I agree with the Senator on the need to exploit alternative sources of energy. I recently announced the results of the third alternative energy requirement competition, which will see more than 100 megawatts of electricity generated from wind, biomass, hydro and wave energy. Ireland is richly endowed with clean and natural energy resources which do not involve the emissions we are trying to avoid and therefore do not pollute the environment. I intend to fully exploit these resources for the benefit of the Irish people. The alternative energy requirement competitions have been very successful in reducing the price of renewable energy. Wind energy is very competitive and quotes for its cost had decreased in the recent competition.

I thank Senator Walsh for his positive comments. He complimented BGE on its highly satisfactory achievements. I have every confidence in BGE and its ability to approach the new competition in a professional and positive manner. The question of extending the area of competition to small volumes of gas can be continued.

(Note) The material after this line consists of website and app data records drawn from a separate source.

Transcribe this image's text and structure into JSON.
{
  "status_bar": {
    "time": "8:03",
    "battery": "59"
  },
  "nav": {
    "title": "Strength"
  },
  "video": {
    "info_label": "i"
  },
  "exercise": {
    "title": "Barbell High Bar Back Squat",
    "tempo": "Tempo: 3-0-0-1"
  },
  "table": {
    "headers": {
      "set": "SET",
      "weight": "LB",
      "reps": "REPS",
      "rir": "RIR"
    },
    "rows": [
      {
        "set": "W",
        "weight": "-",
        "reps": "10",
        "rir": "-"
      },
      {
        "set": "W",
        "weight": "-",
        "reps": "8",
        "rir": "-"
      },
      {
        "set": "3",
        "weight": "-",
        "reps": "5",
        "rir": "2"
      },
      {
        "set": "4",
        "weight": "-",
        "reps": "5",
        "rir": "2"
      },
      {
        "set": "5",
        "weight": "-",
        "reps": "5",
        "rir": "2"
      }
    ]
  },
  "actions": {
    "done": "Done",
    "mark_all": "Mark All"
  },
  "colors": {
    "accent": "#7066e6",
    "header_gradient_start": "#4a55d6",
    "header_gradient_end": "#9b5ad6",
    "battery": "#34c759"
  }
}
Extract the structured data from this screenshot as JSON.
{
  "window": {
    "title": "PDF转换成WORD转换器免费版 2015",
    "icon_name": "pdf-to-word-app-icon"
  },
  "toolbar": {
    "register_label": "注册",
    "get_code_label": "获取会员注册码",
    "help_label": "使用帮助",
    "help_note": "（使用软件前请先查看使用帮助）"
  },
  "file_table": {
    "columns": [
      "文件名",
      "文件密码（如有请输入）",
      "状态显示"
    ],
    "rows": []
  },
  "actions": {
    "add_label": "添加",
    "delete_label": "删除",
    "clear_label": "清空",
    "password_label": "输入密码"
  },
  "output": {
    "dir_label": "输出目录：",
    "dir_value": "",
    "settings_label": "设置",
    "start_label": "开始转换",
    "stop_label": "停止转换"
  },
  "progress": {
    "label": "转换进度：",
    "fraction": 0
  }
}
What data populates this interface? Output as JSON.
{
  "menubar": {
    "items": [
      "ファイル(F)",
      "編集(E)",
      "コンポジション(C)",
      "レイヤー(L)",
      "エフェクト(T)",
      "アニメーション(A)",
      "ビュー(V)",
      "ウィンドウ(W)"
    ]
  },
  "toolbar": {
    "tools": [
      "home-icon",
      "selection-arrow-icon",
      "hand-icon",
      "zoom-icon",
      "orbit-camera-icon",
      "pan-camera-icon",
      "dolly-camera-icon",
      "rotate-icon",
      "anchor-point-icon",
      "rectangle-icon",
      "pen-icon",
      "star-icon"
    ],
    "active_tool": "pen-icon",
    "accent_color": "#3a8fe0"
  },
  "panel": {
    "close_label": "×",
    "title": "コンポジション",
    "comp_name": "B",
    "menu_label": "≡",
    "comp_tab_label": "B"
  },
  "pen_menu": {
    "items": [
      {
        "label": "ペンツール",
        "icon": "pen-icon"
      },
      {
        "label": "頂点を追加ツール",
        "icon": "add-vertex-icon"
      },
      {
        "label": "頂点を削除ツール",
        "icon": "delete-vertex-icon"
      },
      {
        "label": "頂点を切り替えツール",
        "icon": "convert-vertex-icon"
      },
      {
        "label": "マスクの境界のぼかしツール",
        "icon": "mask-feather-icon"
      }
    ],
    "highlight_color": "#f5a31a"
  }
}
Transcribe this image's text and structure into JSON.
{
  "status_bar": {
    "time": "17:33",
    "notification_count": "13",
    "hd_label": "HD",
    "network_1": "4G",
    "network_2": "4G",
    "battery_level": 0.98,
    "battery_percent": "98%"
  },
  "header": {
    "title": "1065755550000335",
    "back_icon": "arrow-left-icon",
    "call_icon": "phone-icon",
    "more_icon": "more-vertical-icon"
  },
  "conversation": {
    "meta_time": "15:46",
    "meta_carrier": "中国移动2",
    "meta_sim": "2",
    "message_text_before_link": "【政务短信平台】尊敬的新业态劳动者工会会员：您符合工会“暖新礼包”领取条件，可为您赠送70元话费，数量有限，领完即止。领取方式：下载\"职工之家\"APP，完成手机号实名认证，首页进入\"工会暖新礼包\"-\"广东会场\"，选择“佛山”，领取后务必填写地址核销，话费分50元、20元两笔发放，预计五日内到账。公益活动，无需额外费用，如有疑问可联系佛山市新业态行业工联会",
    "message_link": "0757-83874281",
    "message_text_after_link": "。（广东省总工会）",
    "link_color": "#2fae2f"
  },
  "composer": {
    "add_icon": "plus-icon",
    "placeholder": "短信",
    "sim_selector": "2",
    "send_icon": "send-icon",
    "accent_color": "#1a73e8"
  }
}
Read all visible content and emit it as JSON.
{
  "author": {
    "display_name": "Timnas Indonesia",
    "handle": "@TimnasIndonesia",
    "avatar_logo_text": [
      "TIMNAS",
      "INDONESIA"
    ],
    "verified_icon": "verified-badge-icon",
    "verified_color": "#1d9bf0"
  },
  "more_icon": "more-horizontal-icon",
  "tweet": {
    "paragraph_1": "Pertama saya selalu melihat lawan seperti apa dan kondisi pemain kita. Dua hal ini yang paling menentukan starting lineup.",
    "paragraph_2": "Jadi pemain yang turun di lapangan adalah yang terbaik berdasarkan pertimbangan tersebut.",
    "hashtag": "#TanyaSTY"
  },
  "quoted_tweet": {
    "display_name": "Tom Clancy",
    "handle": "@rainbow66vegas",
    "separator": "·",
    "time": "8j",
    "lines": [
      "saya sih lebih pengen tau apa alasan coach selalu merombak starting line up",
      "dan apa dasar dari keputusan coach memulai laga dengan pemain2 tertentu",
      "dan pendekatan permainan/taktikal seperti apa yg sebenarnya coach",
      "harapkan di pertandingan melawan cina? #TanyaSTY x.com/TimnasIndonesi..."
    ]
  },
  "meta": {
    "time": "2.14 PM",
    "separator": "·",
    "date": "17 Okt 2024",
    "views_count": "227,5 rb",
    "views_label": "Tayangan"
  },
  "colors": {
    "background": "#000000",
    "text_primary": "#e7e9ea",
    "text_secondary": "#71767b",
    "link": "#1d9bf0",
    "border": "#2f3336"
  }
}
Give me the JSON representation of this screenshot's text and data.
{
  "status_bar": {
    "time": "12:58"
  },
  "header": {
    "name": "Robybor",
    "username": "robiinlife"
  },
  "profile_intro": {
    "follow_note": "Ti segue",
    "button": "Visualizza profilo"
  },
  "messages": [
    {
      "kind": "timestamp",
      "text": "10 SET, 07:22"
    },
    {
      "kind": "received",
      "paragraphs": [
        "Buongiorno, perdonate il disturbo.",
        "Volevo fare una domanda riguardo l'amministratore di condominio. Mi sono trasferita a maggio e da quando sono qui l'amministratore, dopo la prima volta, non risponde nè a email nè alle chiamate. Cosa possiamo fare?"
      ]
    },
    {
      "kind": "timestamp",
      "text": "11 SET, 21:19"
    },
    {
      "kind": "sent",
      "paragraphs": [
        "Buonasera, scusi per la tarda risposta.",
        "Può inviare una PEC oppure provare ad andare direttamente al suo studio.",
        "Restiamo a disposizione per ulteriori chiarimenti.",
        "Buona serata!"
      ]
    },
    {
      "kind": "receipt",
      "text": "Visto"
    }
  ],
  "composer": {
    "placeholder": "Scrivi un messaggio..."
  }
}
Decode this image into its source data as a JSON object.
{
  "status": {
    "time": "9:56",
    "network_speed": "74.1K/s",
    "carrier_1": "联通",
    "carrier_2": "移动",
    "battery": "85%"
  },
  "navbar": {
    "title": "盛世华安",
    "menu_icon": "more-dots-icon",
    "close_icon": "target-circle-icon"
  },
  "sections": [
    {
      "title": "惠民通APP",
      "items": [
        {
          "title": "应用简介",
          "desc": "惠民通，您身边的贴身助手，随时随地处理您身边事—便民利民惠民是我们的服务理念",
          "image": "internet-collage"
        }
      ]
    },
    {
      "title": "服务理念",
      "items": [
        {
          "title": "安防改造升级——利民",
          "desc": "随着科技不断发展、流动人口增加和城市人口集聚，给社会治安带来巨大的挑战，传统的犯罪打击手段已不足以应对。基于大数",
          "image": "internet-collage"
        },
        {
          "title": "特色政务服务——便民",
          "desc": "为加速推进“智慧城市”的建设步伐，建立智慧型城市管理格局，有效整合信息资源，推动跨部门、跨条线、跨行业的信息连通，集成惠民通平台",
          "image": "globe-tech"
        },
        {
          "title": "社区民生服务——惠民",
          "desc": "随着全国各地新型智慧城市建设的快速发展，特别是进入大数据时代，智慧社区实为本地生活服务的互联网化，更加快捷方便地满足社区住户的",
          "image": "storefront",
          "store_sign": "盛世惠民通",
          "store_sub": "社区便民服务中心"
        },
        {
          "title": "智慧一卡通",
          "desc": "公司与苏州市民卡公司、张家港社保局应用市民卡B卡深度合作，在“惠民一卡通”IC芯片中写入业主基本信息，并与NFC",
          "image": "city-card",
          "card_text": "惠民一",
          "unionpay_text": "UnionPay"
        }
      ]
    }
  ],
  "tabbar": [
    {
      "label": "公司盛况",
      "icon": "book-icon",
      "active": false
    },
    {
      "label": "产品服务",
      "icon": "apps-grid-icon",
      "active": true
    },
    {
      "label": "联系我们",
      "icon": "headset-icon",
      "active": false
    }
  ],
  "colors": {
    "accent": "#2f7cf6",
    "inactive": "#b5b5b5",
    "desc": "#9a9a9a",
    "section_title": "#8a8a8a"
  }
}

Senator Walsh was slightly parochial, as I am from time to time. He expressed his concern, which is allowed and essential for public representatives, that the natural gas facility be extended to towns in his constituency. It would be my pleasure if I could oblige and I will be happy to talk to him and his colleagues about that at any time. Viability is the main criterion for the extension of the facility. I will continue to ask BGE to keep the areas mentioned by Senator Walsh in mind.

The Senator mentioned south Wicklow, which is dear to my own heart. There has been substantial development of and expenditure on infrastructure — tens of millions of pounds — in Arklow town which is on the periphery of Senator Walsh's constituency. There will be a need for the gas facility there and the south Wicklow hinterland if we can get it that far. The towns in County Wexford mentioned by the Senator are within that scope and will hopefully be viable.

The gas industry is now in a major process of change and, therefore, all suggestions for the future of the industry, including proposals put forward today, will be considered in relation to any legislative or structural changes which may be necessary. I hope I have addressed the points raised by Senators. A Chathaoirligh, I thank you and the House for allowing me initiate this short, but nevertheless important and necessary legislation here. I thank Senators for their interest and valuable contributions.

Question put and agreed to.
Agreed to take Committee Stage now.